Facebook Feminism

By the time I discovered feminism, the call to sisterhood and the demand that traditional, female roles and work be taken seriously, had weakened. Growing up in the 1980s, I saw a world in which ‘feminism’ seemed to be about being more like men than the men were. Equal rights meant out to work, with padded shoulders, ruthlessly pushing forward. To my child self, feminism looked too much like Margaret Thatcher, and I wanted none of it. I also encountered plenty of the man-bashing variety, and I didn’t fancy that much either. Years later, at college, I encountered theories of social feminism, of accepting and respecting female roles and history, and all that. I also saw it was a theory, not a practice.

But I was at college in that distant time before Facebook.

Women on Facebook talk about their work, their men, their kids, parents, dogs, dreams and efforts. They post photos of cakes that went well, and cakes that didn’t. Images of things created, rooms decorated, frocks worn. All the traditional things that women have always done, now recorded by digital camera and timeline, and shared, with love. I have one amazing friend called Sharon who is actively reclaiming femininity through the medium of Facebook, and it’s lovely to watch. She’s not the only one, but she’s the most self conscious. It’s femininity on her terms, not anyone else’s. Then, whoever shares, other women and the odd bloke, pile in with observations, congratulations, and friendly noises.

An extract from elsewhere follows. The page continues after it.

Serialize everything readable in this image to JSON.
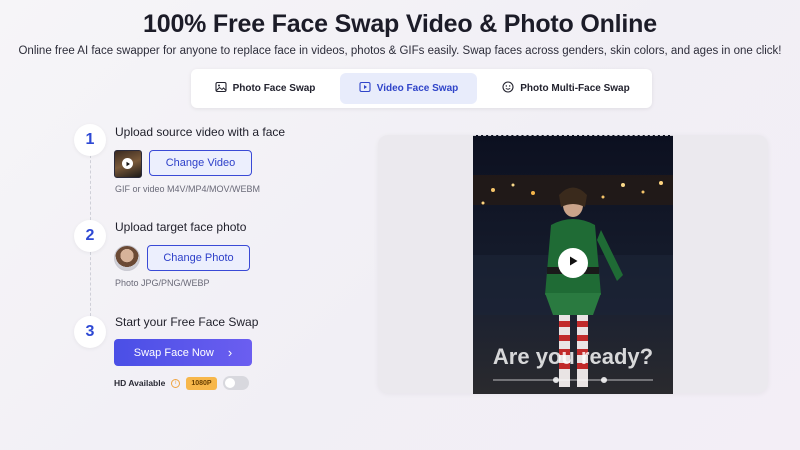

In western culture we equate femininity with emotion, and emotion with irrationality. To show your feelings, to weep, rant, or whoop for joy, is to be emotionally immature. There are some other women who will haul you over the coals for that, even more readily then the men. These would be the women who have donned the suits and attitudes of a still very masculine workplace, and who want to get as far from traditional femininity as they can.

On Facebook, something else is happening. Yesterday, a woman posted ‘I just want to cry all the time. This can’t be normal adult behaviour’ (Or something like that.) Within minutes, other women were there, saying no, I have days like this too. I weep over this as well. Don’t beat yourself up. The anxieties of parenthood, the tears of menstruation, the grief and frustration of the world all sneak out in those few lines of status update. And in the unreal space that is Facebook, we do what many of us would not dare to do in a public, physical space. We say ‘me too.’ We share, and acknowledge and take seriously experiences and emotions that are fundamental to being female.

It’s terrible when you think it’s just you. All the shiny looking women on TV are never spotty, screaming with pre-menstrual tension, covered in baby vomit and holding a cake that failed. All the magazine celebrities shed elegant, solitary tears over betrayals. They don’t howl until their faces are red and snot drips from their noses. At least, not where we can see them.

I have met a lot of men along the way who believe that women are incomprehensible, irrational, unpredictable, unreliable. We’ve all heard the argument that our hormonal cycles make us crazy. I know from doing psychology, that as a culture we view calm rationality (allegedly male traits) as healthy adult behaviour and emotionality as being both female, and neurotic. That’s a hard world to live in, and a bloody unfair one. Rather than fight for the value of emotion, for the power and blessing of being able to express, so many of us have gone along with the pressure to be like men. And you know, I’m not even sure all the biological men are really ‘like men’. I think they’re even more squeezed and restricted by this insane understanding of what being human should mean.

I’m a fine example though. Up until I went through an emotional breakdown last year, I found it almost impossible to cry in front of anyone.

It isn’t easy, to go online and say ‘bad day.’ Just to manage ‘black dog’ or ‘bit gloomy’ is a hard confession to make. But when you do it, and others pile in and remind you that you aren’t alone, aren’t a freak, or incompetent, that’s worth so much. I am very grateful for Facebook. Now all we have to do is figure out how to get that little bit of revolution offline and into the real world.